For years people have been interacting with the web and all of the great content it provides with a mouse and keyboard. Years before that people only had a keyboard to interact with their computers. The mouse was a breakthrough in human and technology interaction and there would certainly be no Web 2.0 without one; at least, it would look much different.
Only in the past few years have touch screens been adopted widely thanks to the use of smart phones and tablets. These have made interacting with social media and other web 2.0 staples much easier than they ever have been to interact with. It’s no surprise that improving our interface with technology would grow quickly once the general populace started using the web (thanks to the ideas and principles of the web 2.0 movement).
But there is news of a recent company which got its start on Kickstarter (Thank you web 2.0!) succeeding in creating a whole new way to interact with our computers. The company is called Leap Motion and they’ve recently announced that their flagship motion control product will be shipping to consumers for only $80 in May of this year.
Leap Motion enables people to control their computers with their hands and fingers with immense accuracy. This could change how people use the web and many other programs forever. This is the stuff of science fiction fantasy novels that people would read about when they were young and see in movies in the late 1980s and 1990s.

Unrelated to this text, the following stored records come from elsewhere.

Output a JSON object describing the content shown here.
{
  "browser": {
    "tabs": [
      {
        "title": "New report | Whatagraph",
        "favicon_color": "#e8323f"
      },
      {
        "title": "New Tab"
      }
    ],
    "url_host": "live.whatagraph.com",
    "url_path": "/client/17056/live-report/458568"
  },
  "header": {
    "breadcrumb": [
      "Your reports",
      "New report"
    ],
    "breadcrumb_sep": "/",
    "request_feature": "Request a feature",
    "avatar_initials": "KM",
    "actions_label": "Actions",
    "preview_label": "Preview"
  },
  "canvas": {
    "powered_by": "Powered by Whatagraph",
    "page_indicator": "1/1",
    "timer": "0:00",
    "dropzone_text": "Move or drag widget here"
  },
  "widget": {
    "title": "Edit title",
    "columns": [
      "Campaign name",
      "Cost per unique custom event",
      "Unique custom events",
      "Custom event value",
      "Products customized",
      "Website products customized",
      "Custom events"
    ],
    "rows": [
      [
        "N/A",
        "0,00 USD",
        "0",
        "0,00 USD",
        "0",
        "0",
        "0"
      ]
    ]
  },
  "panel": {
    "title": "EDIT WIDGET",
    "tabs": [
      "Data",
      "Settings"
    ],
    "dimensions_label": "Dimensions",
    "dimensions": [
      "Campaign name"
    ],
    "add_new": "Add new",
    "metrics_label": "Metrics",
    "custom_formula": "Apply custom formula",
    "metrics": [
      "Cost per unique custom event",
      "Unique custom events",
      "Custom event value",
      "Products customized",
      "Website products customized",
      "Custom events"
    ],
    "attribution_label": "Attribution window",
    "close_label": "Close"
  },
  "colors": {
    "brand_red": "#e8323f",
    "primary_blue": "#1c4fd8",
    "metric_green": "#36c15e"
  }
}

There’s no telling how people will integrate this with current web 2.0 platforms and systems. There certainly is room for it. At the very least, it will make communicating and using the web a lot easier and interesting than it is now with just a mouse and keyboard.
We’re looking forward to see what web 2.0 developers and social media sites do in the face of leap motion and physical interaction with our computers. We hope you are too.